▶ [Information provided]
● ● ● ●

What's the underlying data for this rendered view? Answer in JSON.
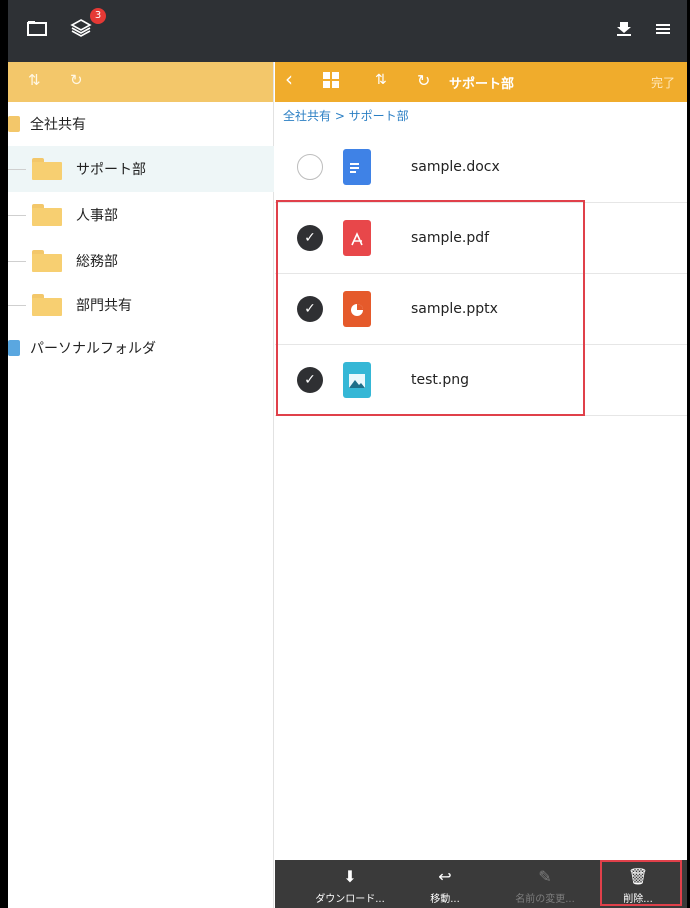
{
  "topbar": {
    "folder_icon": "folder-icon",
    "layers_icon": "layers-icon",
    "badge_count": "3",
    "download_icon": "download-icon",
    "menu_icon": "menu-icon"
  },
  "left": {
    "toolbar": {
      "sort_icon": "sort-icon",
      "refresh_icon": "refresh-icon"
    },
    "root_shared": "全社共有",
    "items": [
      {
        "label": "サポート部",
        "selected": true
      },
      {
        "label": "人事部"
      },
      {
        "label": "総務部"
      },
      {
        "label": "部門共有"
      }
    ],
    "root_personal": "パーソナルフォルダ"
  },
  "right": {
    "toolbar": {
      "back_icon": "back-chevron-icon",
      "grid_icon": "grid-view-icon",
      "sort_icon": "sort-icon",
      "refresh_icon": "refresh-icon",
      "title": "サポート部",
      "done": "完了"
    },
    "breadcrumb": "全社共有 > サポート部",
    "files": [
      {
        "name": "sample.docx",
        "checked": false,
        "icon": "docx-file-icon",
        "color": "#3f82e6"
      },
      {
        "name": "sample.pdf",
        "checked": true,
        "icon": "pdf-file-icon",
        "color": "#e8474a"
      },
      {
        "name": "sample.pptx",
        "checked": true,
        "icon": "pptx-file-icon",
        "color": "#e55a2b"
      },
      {
        "name": "test.png",
        "checked": true,
        "icon": "image-file-icon",
        "color": "#35b7d6"
      }
    ]
  },
  "bottombar": {
    "download": "ダウンロード...",
    "move": "移動...",
    "rename": "名前の変更...",
    "delete": "削除..."
  },
  "colors": {
    "topbar": "#2e3135",
    "left_toolbar": "#f3c76a",
    "right_toolbar": "#f0ac2c",
    "highlight_border": "#e0404a",
    "breadcrumb": "#2b7fc4"
  }
}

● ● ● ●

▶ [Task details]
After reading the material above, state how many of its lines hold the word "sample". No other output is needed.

▶ [Written answer]
3